LITTLETON, Colo. (KDVR) — At Berry Park in Littleton, you may find Katrina Bellis hard at work, scouring the internet.
She’s a ‘vaccine hunter,’ the administrator of a popular Facebook group that helps Coloradans find vaccine appointments. She started with just close friends and family, but as the need to help others became more evident, Bellis made it a full-time job since she’s a stay-at-home mother.
‘Vaccine hunters’ have been helping strangers book COVID-19 appointments for several months now, however some people looking for help worry that a vaccine finder may be looking to steal personal information, or not follow through with what they promise.
“I’ve been asked, where is your proof that you are getting these vaccines?” said Bellis. “How do we know you are not bringing false hope?”
Bellis tells FOX31 she’s been taking screen shots of vaccine appointments she’s successfully booked to prove to people she’s doing the work.
“It’s an absolutely valid concern because people are getting scammed out of money for these vaccines,” said Bellis.

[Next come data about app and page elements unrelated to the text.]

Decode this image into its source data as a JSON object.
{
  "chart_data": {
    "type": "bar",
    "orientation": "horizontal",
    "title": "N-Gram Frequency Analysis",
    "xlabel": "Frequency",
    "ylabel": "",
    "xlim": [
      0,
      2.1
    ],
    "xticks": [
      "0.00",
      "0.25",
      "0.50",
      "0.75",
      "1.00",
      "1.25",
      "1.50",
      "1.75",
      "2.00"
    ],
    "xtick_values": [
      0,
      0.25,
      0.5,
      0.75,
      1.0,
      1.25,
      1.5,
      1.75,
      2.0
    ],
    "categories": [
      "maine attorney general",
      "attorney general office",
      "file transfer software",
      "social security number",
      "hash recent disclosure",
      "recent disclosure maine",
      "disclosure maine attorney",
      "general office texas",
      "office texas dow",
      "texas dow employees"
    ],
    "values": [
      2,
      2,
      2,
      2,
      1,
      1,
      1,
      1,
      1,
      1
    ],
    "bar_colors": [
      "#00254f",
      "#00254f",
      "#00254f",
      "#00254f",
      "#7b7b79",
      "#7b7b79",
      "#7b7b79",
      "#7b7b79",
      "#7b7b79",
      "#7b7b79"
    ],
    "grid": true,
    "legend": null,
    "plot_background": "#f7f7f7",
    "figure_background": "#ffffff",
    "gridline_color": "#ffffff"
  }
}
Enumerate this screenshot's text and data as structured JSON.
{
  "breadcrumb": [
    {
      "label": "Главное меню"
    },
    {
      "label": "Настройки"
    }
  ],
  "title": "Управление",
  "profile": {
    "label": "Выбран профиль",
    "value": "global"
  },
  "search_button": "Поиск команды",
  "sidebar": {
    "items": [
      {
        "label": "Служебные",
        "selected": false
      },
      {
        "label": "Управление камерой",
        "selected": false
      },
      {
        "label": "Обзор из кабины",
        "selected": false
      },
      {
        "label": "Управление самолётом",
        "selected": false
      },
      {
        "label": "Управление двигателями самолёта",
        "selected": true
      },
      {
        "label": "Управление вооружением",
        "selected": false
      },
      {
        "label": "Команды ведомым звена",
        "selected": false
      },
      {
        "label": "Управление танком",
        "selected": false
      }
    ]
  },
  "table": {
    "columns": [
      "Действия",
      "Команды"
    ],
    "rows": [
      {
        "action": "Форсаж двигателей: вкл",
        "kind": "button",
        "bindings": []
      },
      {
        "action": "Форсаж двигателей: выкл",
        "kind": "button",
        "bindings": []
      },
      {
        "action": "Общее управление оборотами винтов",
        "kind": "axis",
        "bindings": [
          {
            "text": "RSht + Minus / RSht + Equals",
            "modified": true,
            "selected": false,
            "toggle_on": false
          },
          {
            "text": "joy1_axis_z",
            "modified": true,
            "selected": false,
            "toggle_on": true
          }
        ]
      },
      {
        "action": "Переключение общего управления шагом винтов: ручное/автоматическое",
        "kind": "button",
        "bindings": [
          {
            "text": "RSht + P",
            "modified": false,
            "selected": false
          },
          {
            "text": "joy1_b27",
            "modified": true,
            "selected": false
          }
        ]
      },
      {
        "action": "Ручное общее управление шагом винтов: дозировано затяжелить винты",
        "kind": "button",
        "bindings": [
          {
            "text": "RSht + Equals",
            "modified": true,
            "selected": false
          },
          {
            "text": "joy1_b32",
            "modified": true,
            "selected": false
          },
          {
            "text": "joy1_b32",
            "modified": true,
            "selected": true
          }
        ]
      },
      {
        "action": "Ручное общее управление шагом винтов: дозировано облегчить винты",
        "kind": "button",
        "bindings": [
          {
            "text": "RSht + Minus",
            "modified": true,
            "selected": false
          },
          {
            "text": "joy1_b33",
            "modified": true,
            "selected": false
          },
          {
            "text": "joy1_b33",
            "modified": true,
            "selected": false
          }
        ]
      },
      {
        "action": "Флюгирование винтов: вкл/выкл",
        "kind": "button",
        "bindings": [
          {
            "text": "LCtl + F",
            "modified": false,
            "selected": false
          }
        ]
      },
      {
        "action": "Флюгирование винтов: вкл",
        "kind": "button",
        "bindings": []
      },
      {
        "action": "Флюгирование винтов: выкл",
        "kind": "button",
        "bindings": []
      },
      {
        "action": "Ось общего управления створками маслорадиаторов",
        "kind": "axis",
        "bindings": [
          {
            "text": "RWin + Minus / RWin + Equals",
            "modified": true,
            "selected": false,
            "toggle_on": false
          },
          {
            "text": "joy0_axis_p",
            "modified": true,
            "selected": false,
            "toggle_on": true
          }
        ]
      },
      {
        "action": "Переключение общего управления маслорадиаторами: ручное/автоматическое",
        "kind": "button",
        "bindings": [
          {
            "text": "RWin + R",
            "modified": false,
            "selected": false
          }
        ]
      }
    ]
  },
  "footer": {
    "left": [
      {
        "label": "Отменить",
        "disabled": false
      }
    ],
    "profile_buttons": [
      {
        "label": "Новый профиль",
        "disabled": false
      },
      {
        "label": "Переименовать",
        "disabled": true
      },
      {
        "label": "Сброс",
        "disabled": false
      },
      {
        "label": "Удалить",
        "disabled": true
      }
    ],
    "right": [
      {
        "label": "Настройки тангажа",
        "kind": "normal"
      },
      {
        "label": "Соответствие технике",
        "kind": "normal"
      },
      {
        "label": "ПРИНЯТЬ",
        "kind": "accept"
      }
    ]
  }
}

To avoid being scammed by someone who calls themself a vaccine finder, you should never work with a person who asks for money. A trustworthy vaccine finder will never ask for your social security number, credit card information or insurance ID numbers.
They will however, ask for your first and last name, date of birth, address, email, phone number and name of insurance provider. They may also ask for basic medical information.
Fake vaccine hunters typically target the elderly who may not be tech savvy or wouldn’t think twice about paying for a helpful service. Most trustworthy vaccine hunters will be more than happy to talk to you on the phone before booking your appointment or stay on the phone with you while they search the web.
It’s also important to remember that specific insurance and personal information will only be required at the time of your appointment when sitting down with a healthcare professional, right before getting the vaccine.